Ontario passes health-reform bill that expands private delivery of care

·3 min read

TORONTO — Ontario has passed a health-reform bill that will allow more private clinics to offer certain publicly-funded surgeries and procedures in an effort to cut long wait lists for care.

Cataract surgeries and diagnostic imaging and testing will be expanded while the government will create an entirely new system to perform hip- and knee-replacement surgeries.

The moves are part of the government’s plan to decrease wait times and reduce a massive backlog of surgeries, which stands at more than 200,000 procedures.

"We're going to shorten the list, we're going to give people the care they need in a rapid fashion," Premier Doug Ford said at question period Monday just before the bill passed.

There are already about 900 private clinics currently operating across the province, the vast majority of them for diagnostic imaging and testing.

The province has not said who will regulate or inspect the new clinics.

Hospitals have said they are concerned about losing staff to private clinics. The province has said new clinics must apply for a licence to operate and show detailed staffing plans "to protect the stability of doctors, nurses and other health-care workers at public hospitals" as part of their applications.

Last summer, hospital emergency departments across the province had to close for hours, days or weeks at a time. Hospital officials blamed the closures on a severe shortage of nurses.

In the fall, the four major pediatric hospitals in Ontario had to cancel surgeries in order to shuffle health-care workers to intensive care units and emergency departments that were dealing with a massive influx of really sick children, mostly due to a bad flu and respiratory syncytial virus, or RSV, season.

About 12,000 children are part of Ontario's surgical backlog.
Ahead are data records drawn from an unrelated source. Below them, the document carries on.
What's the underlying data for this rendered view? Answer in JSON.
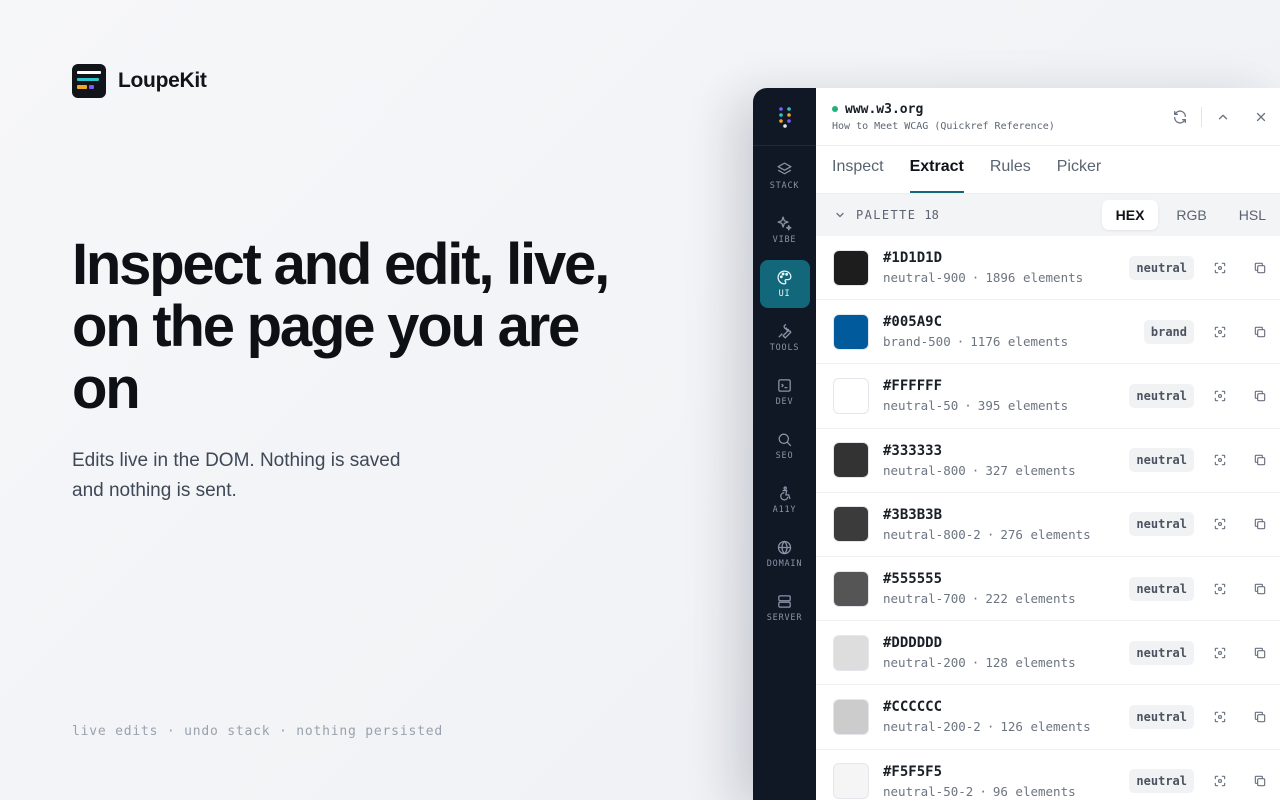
{
  "brand": {
    "name": "LoupeKit"
  },
  "hero": {
    "headline": "Inspect and edit, live, on the page you are on",
    "subline": "Edits live in the DOM. Nothing is saved and nothing is sent.",
    "footer": "live edits · undo stack · nothing persisted"
  },
  "rail": {
    "items": [
      {
        "label": "STACK",
        "icon": "layers-icon",
        "active": false
      },
      {
        "label": "VIBE",
        "icon": "sparkles-icon",
        "active": false
      },
      {
        "label": "UI",
        "icon": "palette-icon",
        "active": true
      },
      {
        "label": "TOOLS",
        "icon": "wrench-icon",
        "active": false
      },
      {
        "label": "DEV",
        "icon": "terminal-icon",
        "active": false
      },
      {
        "label": "SEO",
        "icon": "search-icon",
        "active": false
      },
      {
        "label": "A11Y",
        "icon": "accessibility-icon",
        "active": false
      },
      {
        "label": "DOMAIN",
        "icon": "globe-icon",
        "active": false
      },
      {
        "label": "SERVER",
        "icon": "server-icon",
        "active": false
      }
    ]
  },
  "site": {
    "host": "www.w3.org",
    "title": "How to Meet WCAG (Quickref Reference)",
    "status_color": "#22b07d"
  },
  "tabs": [
    {
      "label": "Inspect",
      "active": false
    },
    {
      "label": "Extract",
      "active": true
    },
    {
      "label": "Rules",
      "active": false
    },
    {
      "label": "Picker",
      "active": false
    }
  ],
  "palette": {
    "label": "PALETTE",
    "count": "18",
    "formats": [
      {
        "label": "HEX",
        "active": true
      },
      {
        "label": "RGB",
        "active": false
      },
      {
        "label": "HSL",
        "active": false
      }
    ],
    "colors": [
      {
        "hex": "#1D1D1D",
        "token": "neutral-900",
        "count": "1896 elements",
        "tag": "neutral"
      },
      {
        "hex": "#005A9C",
        "token": "brand-500",
        "count": "1176 elements",
        "tag": "brand"
      },
      {
        "hex": "#FFFFFF",
        "token": "neutral-50",
        "count": "395 elements",
        "tag": "neutral"
      },
      {
        "hex": "#333333",
        "token": "neutral-800",
        "count": "327 elements",
        "tag": "neutral"
      },
      {
        "hex": "#3B3B3B",
        "token": "neutral-800-2",
        "count": "276 elements",
        "tag": "neutral"
      },
      {
        "hex": "#555555",
        "token": "neutral-700",
        "count": "222 elements",
        "tag": "neutral"
      },
      {
        "hex": "#DDDDDD",
        "token": "neutral-200",
        "count": "128 elements",
        "tag": "neutral"
      },
      {
        "hex": "#CCCCCC",
        "token": "neutral-200-2",
        "count": "126 elements",
        "tag": "neutral"
      },
      {
        "hex": "#F5F5F5",
        "token": "neutral-50-2",
        "count": "96 elements",
        "tag": "neutral"
      }
    ]
  },
  "colors": {
    "accent": "#12677a",
    "rail_bg": "#101826"
  }
}
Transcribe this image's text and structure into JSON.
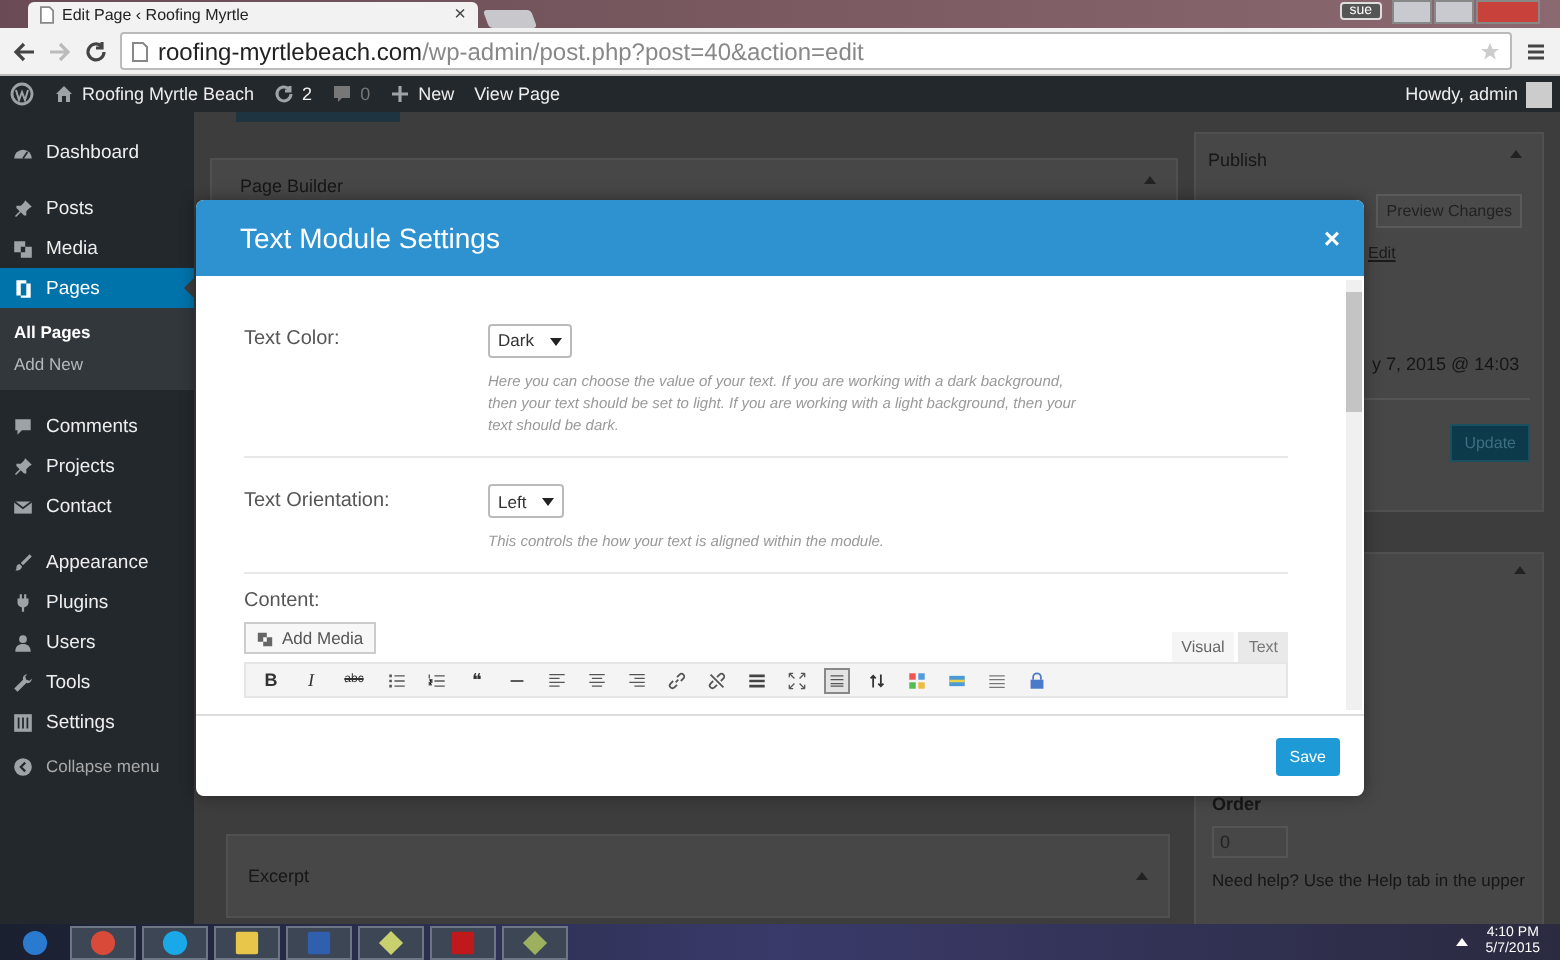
{
  "browser": {
    "tab_title": "Edit Page ‹ Roofing Myrtle",
    "tab_close": "×",
    "user": "sue",
    "url_host": "roofing-myrtlebeach.com",
    "url_path": "/wp-admin/post.php?post=40&action=edit"
  },
  "admin_bar": {
    "site": "Roofing Myrtle Beach",
    "updates": "2",
    "comments": "0",
    "new": "New",
    "view": "View Page",
    "greeting": "Howdy, admin"
  },
  "sidebar": {
    "items": [
      {
        "label": "Dashboard",
        "selected": false
      },
      {
        "label": "Posts",
        "selected": false
      },
      {
        "label": "Media",
        "selected": false
      },
      {
        "label": "Pages",
        "selected": true,
        "children": [
          {
            "label": "All Pages",
            "selected": true
          },
          {
            "label": "Add New",
            "selected": false
          }
        ]
      },
      {
        "label": "Comments",
        "selected": false
      },
      {
        "label": "Projects",
        "selected": false
      },
      {
        "label": "Contact",
        "selected": false
      },
      {
        "label": "Appearance",
        "selected": false
      },
      {
        "label": "Plugins",
        "selected": false
      },
      {
        "label": "Users",
        "selected": false
      },
      {
        "label": "Tools",
        "selected": false
      },
      {
        "label": "Settings",
        "selected": false
      }
    ],
    "collapse": "Collapse menu"
  },
  "background": {
    "page_builder": "Page Builder",
    "excerpt": "Excerpt",
    "publish": "Publish",
    "preview": "Preview Changes",
    "edit_link": "Edit",
    "date": "y 7, 2015 @ 14:03",
    "update": "Update",
    "order_label": "Order",
    "order_value": "0",
    "help": "Need help? Use the Help tab in the upper"
  },
  "modal": {
    "title": "Text Module Settings",
    "close": "×",
    "fields": [
      {
        "label": "Text Color:",
        "value": "Dark",
        "description": "Here you can choose the value of your text. If you are working with a dark background, then your text should be set to light. If you are working with a light background, then your text should be dark."
      },
      {
        "label": "Text Orientation:",
        "value": "Left",
        "description": "This controls the how your text is aligned within the module."
      }
    ],
    "content_label": "Content:",
    "add_media": "Add Media",
    "editor_tabs": [
      {
        "label": "Visual",
        "selected": false
      },
      {
        "label": "Text",
        "selected": true
      }
    ],
    "toolbar": [
      {
        "kind": "bold",
        "label": "B",
        "active": false
      },
      {
        "kind": "italic",
        "label": "I",
        "active": false
      },
      {
        "kind": "strike",
        "label": "abc",
        "active": false
      },
      {
        "kind": "bullet-list",
        "active": false
      },
      {
        "kind": "numbered-list",
        "active": false
      },
      {
        "kind": "quote",
        "label": "❝",
        "active": false
      },
      {
        "kind": "horizontal-rule",
        "active": false
      },
      {
        "kind": "align-left",
        "active": false
      },
      {
        "kind": "align-center",
        "active": false
      },
      {
        "kind": "align-right",
        "active": false
      },
      {
        "kind": "link",
        "active": false
      },
      {
        "kind": "unlink",
        "active": false
      },
      {
        "kind": "read-more",
        "active": false
      },
      {
        "kind": "fullscreen",
        "active": false
      },
      {
        "kind": "toolbar-toggle",
        "active": true
      },
      {
        "kind": "up-down-arrows",
        "active": false
      },
      {
        "kind": "color-grid",
        "active": false
      },
      {
        "kind": "banner",
        "active": false
      },
      {
        "kind": "lines",
        "active": false
      },
      {
        "kind": "lock",
        "active": false
      }
    ],
    "save": "Save"
  },
  "taskbar": {
    "time": "4:10 PM",
    "date": "5/7/2015"
  }
}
None of the measures in the new bill are directed at pediatric care.

Bill 60, titled the Your Health Act, has drawn criticism from opposition parties and health-care workers.

The Ontario Nurses' Association said the province should invest in hospitals to perform more surgeries rather than set up a new system.

President Erin Ariss said the union, which represents some 68,000 nurses across the province, laid out its concerns at a committee studying the bill.

"This government chooses to ignore nurses, which our public health-care system heavily relies on," Ariss said. "Bill 60 draws fed up staff out of our public system and exacerbates the staffing issues already faced by our public hospitals."

New Democrat Leader Marit Stiles said the legislation will create longer wait times, leave emergency departments shuttered and increase exhaustion for already-stressed health-care workers.

"That is not the health-care system that I think Ontarians need or deserve or want," she said.

She also warned of clinics possibly "upselling" patients by pressuring them to choose a service or product that costs more than what the Ontario Health Insurance Plan covers.

Adil Shamji, the Liberal health critic, said there is a role for diagnostic services and surgeries to be done outside of hospitals.

"But it needs to be done in the right way," he said. "It needs to be not-for-profit, hospital-affiliated with credible protections to prevent siphoning of health-care workers and staff."

The Ontario Medical Association had proposed a similar system to deal with the surgical backlog, but wanted the private clinics to operate as non-profits.

The OMA's new president, Dr. Andrew Park, said Monday that the profit versus non-profit model is "more of a minor issue."

"Accessibility is the most important issue," Park said in an interview.

Many details of the new system will not be revealed until the government proposes regulatory changes.

Park said the province's doctors will have a seat at the table helping develop those regulations to ensure they are crafted properly.

"We have to hold true to those major principles within the Canada Health Act and ensure that we don't adversely affect in any way the equitability of access that currently exists," he said.

This report by The Canadian Press was first published May 8, 2023.

Liam Casey, The Canadian Press